> WORK ITEM: Look through the entries below and return all lines including the word "User".

> MATERIALS PROVIDED:

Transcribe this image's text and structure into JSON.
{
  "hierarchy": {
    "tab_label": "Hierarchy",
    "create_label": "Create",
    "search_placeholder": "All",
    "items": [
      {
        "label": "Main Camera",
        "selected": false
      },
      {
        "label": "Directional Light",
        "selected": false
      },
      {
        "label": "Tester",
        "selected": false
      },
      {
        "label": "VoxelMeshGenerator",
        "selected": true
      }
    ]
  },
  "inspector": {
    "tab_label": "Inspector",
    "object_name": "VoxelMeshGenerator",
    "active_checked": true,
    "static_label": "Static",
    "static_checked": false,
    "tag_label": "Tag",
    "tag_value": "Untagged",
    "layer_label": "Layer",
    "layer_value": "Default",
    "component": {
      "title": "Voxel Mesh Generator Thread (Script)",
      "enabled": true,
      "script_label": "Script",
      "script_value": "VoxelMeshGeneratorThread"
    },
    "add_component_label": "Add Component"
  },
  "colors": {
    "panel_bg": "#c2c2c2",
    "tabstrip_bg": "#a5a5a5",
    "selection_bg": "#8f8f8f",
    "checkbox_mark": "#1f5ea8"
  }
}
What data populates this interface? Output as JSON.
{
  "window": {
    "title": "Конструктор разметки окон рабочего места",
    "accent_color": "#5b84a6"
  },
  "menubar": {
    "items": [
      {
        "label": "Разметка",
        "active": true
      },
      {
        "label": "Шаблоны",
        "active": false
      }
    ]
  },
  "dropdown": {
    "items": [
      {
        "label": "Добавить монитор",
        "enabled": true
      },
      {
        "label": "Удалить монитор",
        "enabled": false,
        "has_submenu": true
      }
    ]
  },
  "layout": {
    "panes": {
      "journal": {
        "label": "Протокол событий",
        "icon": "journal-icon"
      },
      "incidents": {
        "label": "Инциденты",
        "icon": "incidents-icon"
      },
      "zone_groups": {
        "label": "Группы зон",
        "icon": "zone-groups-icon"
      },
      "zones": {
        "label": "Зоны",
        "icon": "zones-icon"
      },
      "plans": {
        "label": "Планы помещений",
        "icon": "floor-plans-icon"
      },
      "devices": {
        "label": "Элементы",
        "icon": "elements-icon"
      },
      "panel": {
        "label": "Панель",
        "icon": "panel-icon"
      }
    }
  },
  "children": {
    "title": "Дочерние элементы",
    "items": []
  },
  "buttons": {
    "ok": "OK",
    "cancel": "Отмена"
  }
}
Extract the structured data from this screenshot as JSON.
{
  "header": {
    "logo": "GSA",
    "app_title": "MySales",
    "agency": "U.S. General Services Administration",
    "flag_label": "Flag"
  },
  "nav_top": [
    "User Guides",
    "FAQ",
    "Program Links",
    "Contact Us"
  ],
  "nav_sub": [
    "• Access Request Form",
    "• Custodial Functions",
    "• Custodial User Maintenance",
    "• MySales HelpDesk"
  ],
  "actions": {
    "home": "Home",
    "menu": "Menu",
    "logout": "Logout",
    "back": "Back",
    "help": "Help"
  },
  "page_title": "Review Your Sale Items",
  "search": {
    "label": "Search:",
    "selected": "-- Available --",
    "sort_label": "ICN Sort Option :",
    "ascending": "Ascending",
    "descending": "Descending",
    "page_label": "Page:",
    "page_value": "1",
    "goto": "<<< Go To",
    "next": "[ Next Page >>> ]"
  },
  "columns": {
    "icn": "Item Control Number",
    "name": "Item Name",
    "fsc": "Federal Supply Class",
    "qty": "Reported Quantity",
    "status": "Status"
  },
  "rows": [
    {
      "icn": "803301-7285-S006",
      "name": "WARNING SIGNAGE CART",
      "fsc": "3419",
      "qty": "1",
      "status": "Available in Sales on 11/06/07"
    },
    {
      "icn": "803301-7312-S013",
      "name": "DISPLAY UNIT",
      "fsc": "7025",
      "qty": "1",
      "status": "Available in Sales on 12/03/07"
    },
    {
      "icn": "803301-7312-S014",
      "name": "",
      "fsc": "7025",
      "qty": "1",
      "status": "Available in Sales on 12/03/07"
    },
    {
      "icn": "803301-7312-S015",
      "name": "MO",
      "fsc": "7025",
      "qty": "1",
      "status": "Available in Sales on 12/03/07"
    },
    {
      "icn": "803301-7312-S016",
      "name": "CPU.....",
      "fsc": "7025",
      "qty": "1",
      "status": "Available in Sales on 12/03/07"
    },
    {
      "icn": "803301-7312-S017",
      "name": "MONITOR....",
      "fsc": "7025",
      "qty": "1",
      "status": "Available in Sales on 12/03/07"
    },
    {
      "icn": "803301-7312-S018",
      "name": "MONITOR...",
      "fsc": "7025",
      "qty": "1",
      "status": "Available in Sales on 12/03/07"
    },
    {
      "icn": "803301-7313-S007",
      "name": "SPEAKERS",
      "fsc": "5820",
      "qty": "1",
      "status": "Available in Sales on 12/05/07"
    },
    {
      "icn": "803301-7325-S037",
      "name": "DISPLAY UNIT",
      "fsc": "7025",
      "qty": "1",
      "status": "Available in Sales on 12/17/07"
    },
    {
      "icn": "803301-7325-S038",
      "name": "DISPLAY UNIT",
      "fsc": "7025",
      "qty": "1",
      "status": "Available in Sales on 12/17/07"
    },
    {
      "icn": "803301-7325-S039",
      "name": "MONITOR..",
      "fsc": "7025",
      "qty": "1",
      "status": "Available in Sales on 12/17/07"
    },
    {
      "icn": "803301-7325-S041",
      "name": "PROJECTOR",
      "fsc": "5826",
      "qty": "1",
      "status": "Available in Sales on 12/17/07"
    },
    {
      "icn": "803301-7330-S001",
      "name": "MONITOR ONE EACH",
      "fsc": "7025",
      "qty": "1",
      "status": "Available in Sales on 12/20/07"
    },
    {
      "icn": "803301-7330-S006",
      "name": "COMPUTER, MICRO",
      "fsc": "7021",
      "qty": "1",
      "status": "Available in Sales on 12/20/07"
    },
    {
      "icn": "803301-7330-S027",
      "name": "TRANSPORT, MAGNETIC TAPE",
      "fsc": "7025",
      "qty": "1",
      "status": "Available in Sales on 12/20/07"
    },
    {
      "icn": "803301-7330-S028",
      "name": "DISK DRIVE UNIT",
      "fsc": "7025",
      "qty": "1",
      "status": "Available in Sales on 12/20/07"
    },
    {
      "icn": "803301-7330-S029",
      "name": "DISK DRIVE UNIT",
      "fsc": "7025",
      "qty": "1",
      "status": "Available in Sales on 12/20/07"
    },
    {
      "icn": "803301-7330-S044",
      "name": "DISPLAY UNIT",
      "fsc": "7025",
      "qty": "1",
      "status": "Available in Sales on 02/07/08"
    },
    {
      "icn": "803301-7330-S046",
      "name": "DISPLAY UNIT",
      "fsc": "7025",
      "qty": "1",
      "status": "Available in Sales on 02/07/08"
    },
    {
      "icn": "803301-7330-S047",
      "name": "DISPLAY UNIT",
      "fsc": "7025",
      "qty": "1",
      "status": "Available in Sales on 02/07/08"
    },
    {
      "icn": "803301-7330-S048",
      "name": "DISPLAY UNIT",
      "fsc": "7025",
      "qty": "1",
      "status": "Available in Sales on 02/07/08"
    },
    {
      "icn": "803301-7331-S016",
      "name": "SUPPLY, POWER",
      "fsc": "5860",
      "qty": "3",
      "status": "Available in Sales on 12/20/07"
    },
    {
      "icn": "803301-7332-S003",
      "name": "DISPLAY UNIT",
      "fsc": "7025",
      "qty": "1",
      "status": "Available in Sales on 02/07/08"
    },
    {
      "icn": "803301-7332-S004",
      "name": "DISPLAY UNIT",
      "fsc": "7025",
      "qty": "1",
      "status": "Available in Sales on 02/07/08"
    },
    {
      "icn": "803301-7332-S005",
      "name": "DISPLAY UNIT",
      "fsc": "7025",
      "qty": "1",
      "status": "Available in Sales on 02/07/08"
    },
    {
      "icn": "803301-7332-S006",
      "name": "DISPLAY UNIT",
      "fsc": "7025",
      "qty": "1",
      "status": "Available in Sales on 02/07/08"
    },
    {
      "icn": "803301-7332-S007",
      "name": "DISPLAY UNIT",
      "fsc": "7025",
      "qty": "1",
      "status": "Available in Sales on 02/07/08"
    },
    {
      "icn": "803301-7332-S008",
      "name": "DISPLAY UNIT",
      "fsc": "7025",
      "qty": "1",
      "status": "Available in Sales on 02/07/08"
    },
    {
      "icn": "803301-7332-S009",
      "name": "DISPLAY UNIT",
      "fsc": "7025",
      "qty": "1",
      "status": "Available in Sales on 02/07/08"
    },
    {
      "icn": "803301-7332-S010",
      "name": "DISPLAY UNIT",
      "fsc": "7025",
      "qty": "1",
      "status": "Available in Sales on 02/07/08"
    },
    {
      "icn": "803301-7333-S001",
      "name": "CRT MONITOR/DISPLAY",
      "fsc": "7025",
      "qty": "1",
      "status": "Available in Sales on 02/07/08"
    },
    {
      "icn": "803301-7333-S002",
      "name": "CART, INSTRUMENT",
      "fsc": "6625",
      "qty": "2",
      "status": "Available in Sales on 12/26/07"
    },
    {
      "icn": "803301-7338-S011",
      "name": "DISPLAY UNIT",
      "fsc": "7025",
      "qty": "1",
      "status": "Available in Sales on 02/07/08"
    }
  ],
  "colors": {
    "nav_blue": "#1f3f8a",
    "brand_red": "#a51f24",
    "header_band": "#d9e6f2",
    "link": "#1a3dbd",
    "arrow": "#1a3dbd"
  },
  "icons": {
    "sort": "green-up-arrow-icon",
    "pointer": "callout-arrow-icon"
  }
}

> OUTPUT FOR THIS TASK:
    "User Guides",
    "• Custodial User Maintenance",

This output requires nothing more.